Aggressive price-cutting and promotional financing offers by Circuit City have helped it continue its turnround.
Third-quarter earnings at the second-largest US consumer electronics retailer rose to $10.1m, or 6 cents per share, compared with a $5.9m loss in the same period last year.
Earnings per share were boosted 3.2 cents by a $9.4m one-off gain from the settlement of legal action against MasterCard and Visa. Wall Street analysts had been expecting earnings of 4 cents per share.
Circuit City’s total sales rose 15 per cent to $2.91bn, supported by strong sales of flat-panel TVs, portable digital audio products, notebook computers and digital photography products.
However, its gross profit margin slipped from 25.2 to 24.2 per cent, reflecting price cuts for TVs and video software and its promotional low-interest financing offers.
Comparable store sales rose 13.1 per cent, although the number of customers entering its stores was were largely unchanged. The company attributed the increased sales to customers buying more expensive items such as the new generation of flat-screen TVs, and to more effective merchandising in the stores.
For the whole year, Circuit City said it now expected total sales growth of 8-10 per cent, up from a previous forecast expectation of 5-8 per cent.
The company said also announced that Phil Schoonover, its president, would take over as chief executive from Alan McCullough when he retires at the end of February.

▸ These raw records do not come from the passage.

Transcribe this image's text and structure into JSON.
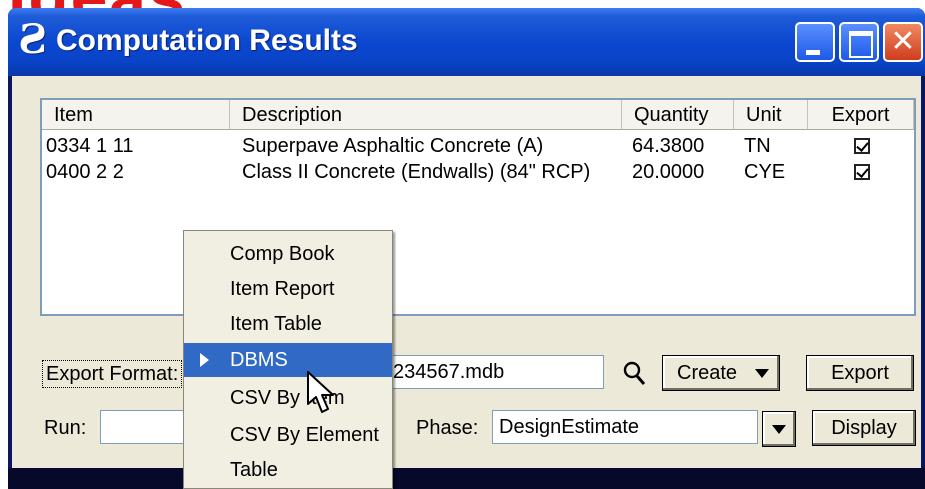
{
  "overlay": {
    "text": "Ideas"
  },
  "window": {
    "title": "Computation Results",
    "app_icon_glyph": "Ƨ",
    "buttons": {
      "minimize": "minimize",
      "maximize": "maximize",
      "close": "✕"
    }
  },
  "table": {
    "columns": [
      "Item",
      "Description",
      "Quantity",
      "Unit",
      "Export"
    ],
    "rows": [
      {
        "item": "0334  1 11",
        "description": "Superpave Asphaltic Concrete (A)",
        "quantity": "64.3800",
        "unit": "TN",
        "export": true
      },
      {
        "item": "0400  2  2",
        "description": "Class II Concrete (Endwalls) (84\" RCP)",
        "quantity": "20.0000",
        "unit": "CYE",
        "export": true
      }
    ]
  },
  "export_format": {
    "label": "Export Format:",
    "file_value": "234567.mdb",
    "create_label": "Create",
    "export_button": "Export"
  },
  "run": {
    "label": "Run:",
    "value": ""
  },
  "phase": {
    "label": "Phase:",
    "value": "DesignEstimate",
    "display_button": "Display"
  },
  "menu": {
    "items": [
      "Comp Book",
      "Item Report",
      "Item Table",
      "DBMS",
      "CSV By Item",
      "CSV By Element",
      "Table"
    ],
    "selected_index": 3
  },
  "colors": {
    "overlay_red": "#e41818",
    "titlebar_blue": "#0b48d0",
    "menu_highlight": "#316ac5",
    "dialog_face": "#ece9d8"
  },
  "icons": {
    "app": "bentley-icon",
    "search": "magnifier-icon",
    "dropdown": "triangle-down-icon",
    "checkbox": "checkbox-checked-icon",
    "cursor": "arrow-cursor-icon"
  }
}
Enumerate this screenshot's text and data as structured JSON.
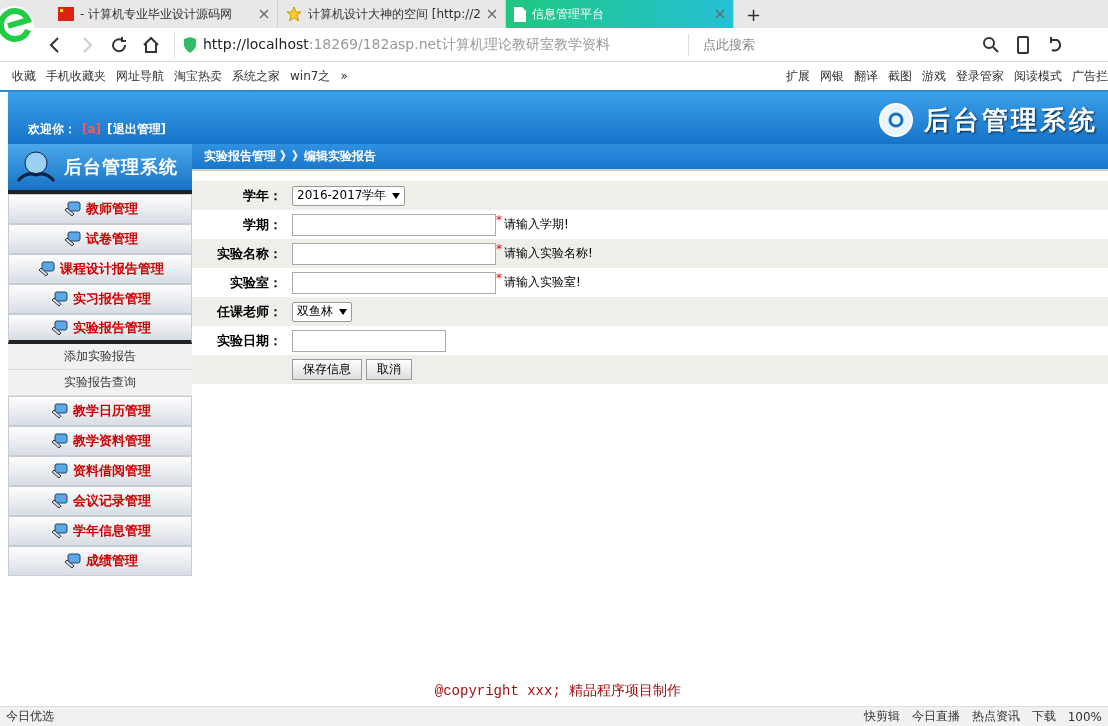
{
  "browser": {
    "tabs": [
      {
        "label": "- 计算机专业毕业设计源码网",
        "selected": false,
        "kind": "flag"
      },
      {
        "label": "计算机设计大神的空间 [http://2",
        "selected": false,
        "kind": "star"
      },
      {
        "label": "信息管理平台",
        "selected": true,
        "kind": "page"
      }
    ],
    "new_tab": "+",
    "address": {
      "host": "http://localhost",
      "rest": ":18269/182asp.net计算机理论教研室教学资料"
    },
    "search": {
      "placeholder": "点此搜索"
    },
    "bookmarks": [
      "收藏",
      "手机收藏夹",
      "网址导航",
      "淘宝热卖",
      "系统之家",
      "win7之"
    ],
    "more": "»",
    "tools": [
      "扩展",
      "网银",
      "翻译",
      "截图",
      "游戏",
      "登录管家",
      "阅读模式",
      "广告拦"
    ]
  },
  "header": {
    "welcome": "欢迎你：",
    "user": "[a]",
    "logout": "[退出管理]",
    "title": "后台管理系统"
  },
  "sidebar": {
    "logo": "后台管理系统",
    "items": [
      {
        "label": "教师管理",
        "expanded": false
      },
      {
        "label": "试卷管理",
        "expanded": false
      },
      {
        "label": "课程设计报告管理",
        "expanded": false
      },
      {
        "label": "实习报告管理",
        "expanded": false
      },
      {
        "label": "实验报告管理",
        "expanded": true,
        "children": [
          {
            "label": "添加实验报告"
          },
          {
            "label": "实验报告查询"
          }
        ]
      },
      {
        "label": "教学日历管理",
        "expanded": false
      },
      {
        "label": "教学资料管理",
        "expanded": false
      },
      {
        "label": "资料借阅管理",
        "expanded": false
      },
      {
        "label": "会议记录管理",
        "expanded": false
      },
      {
        "label": "学年信息管理",
        "expanded": false
      },
      {
        "label": "成绩管理",
        "expanded": false
      }
    ]
  },
  "breadcrumb": "实验报告管理 》》编辑实验报告",
  "form": {
    "fields": [
      {
        "label": "学年：",
        "kind": "select",
        "value": "2016-2017学年"
      },
      {
        "label": "学期：",
        "kind": "text",
        "mark": "*",
        "hint": "请输入学期!"
      },
      {
        "label": "实验名称：",
        "kind": "text",
        "mark": "*",
        "hint": "请输入实验名称!"
      },
      {
        "label": "实验室：",
        "kind": "text",
        "mark": "*",
        "hint": "请输入实验室!"
      },
      {
        "label": "任课老师：",
        "kind": "select",
        "value": "双鱼林"
      },
      {
        "label": "实验日期：",
        "kind": "date"
      }
    ],
    "buttons": [
      "保存信息",
      "取消"
    ]
  },
  "footer": "@copyright xxx; 精品程序项目制作",
  "status_bar": {
    "left": "今日优选",
    "items": [
      "快剪辑",
      "今日直播",
      "热点资讯"
    ],
    "download": "下载",
    "zoom": "100%"
  }
}
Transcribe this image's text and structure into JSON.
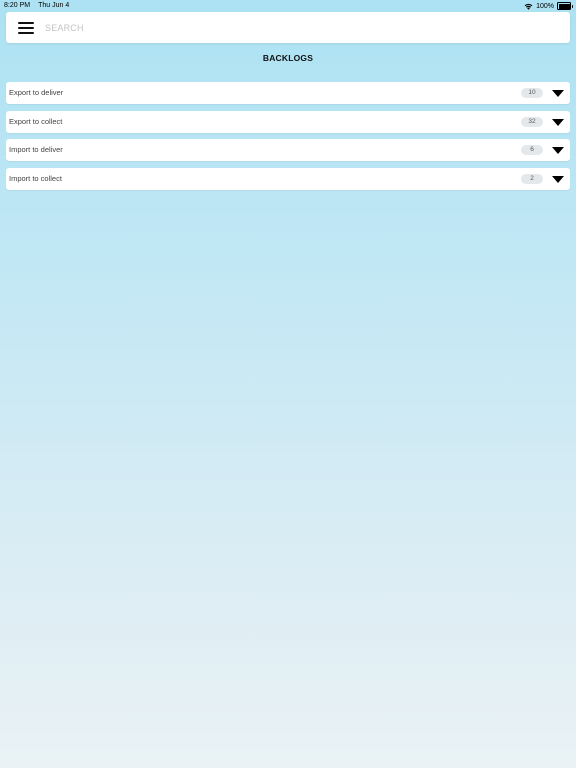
{
  "status_bar": {
    "time": "8:20 PM",
    "date": "Thu Jun 4",
    "battery": "100%",
    "wifi_icon": "wifi-icon",
    "battery_icon": "battery-icon"
  },
  "search": {
    "placeholder": "SEARCH",
    "value": "",
    "menu_icon": "hamburger-menu-icon"
  },
  "page": {
    "title": "BACKLOGS"
  },
  "backlogs": [
    {
      "label": "Export to deliver",
      "count": "10",
      "icon": "chevron-down-icon"
    },
    {
      "label": "Export to collect",
      "count": "32",
      "icon": "chevron-down-icon"
    },
    {
      "label": "Import to deliver",
      "count": "6",
      "icon": "chevron-down-icon"
    },
    {
      "label": "Import to collect",
      "count": "2",
      "icon": "chevron-down-icon"
    }
  ],
  "colors": {
    "background_top": "#ace2f3",
    "background_bottom": "#eaf2f5",
    "count_badge": "#e5e8ea"
  }
}
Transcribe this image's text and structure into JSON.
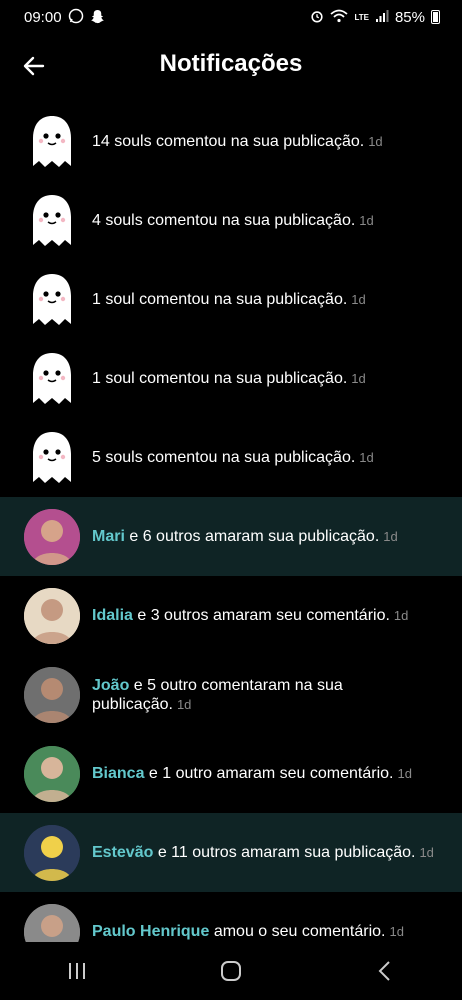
{
  "status": {
    "time": "09:00",
    "battery": "85%",
    "net": "LTE"
  },
  "header": {
    "title": "Notificações"
  },
  "notifications": [
    {
      "type": "ghost",
      "name": "",
      "text": "14 souls comentou na sua publicação.",
      "time": "1d",
      "hl": false
    },
    {
      "type": "ghost",
      "name": "",
      "text": "4 souls comentou na sua publicação.",
      "time": "1d",
      "hl": false
    },
    {
      "type": "ghost",
      "name": "",
      "text": "1 soul comentou na sua publicação.",
      "time": "1d",
      "hl": false
    },
    {
      "type": "ghost",
      "name": "",
      "text": "1 soul comentou na sua publicação.",
      "time": "1d",
      "hl": false
    },
    {
      "type": "ghost",
      "name": "",
      "text": "5 souls comentou na sua publicação.",
      "time": "1d",
      "hl": false
    },
    {
      "type": "avatar",
      "name": "Mari",
      "text": "e 6 outros amaram sua publicação.",
      "time": "1d",
      "hl": true
    },
    {
      "type": "avatar",
      "name": "Idalia",
      "text": "e 3 outros amaram seu comentário.",
      "time": "1d",
      "hl": false
    },
    {
      "type": "avatar",
      "name": "João",
      "text": "e 5 outro comentaram na sua publicação.",
      "time": "1d",
      "hl": false
    },
    {
      "type": "avatar",
      "name": "Bianca",
      "text": "e 1 outro amaram seu comentário.",
      "time": "1d",
      "hl": false
    },
    {
      "type": "avatar",
      "name": "Estevão",
      "text": "e 11 outros amaram sua publicação.",
      "time": "1d",
      "hl": true
    },
    {
      "type": "avatar",
      "name": "Paulo Henrique",
      "text": "amou o seu comentário.",
      "time": "1d",
      "hl": false
    }
  ],
  "colors": {
    "highlight_bg": "#0f2425",
    "name_color": "#63c8cc",
    "time_color": "#8a8a8a"
  },
  "icons": {
    "back": "arrow-left-icon",
    "ghost": "ghost-icon",
    "recents": "recents-icon",
    "home": "home-icon",
    "nav_back": "chevron-left-icon"
  }
}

Mr Schoonover, 45, joined Circuit City from Best Buy in October 2004.
Best Buy, the largest US consumer electronics retailer, saw its shares fall more than 11 per cent on Tuesday after it announced disappointing profits and a weak outlook for the fourth quarter due to higher operating costs.
Circuit City’s shares rose more than 4 per cent in New York morning trading yesterday to $22.18.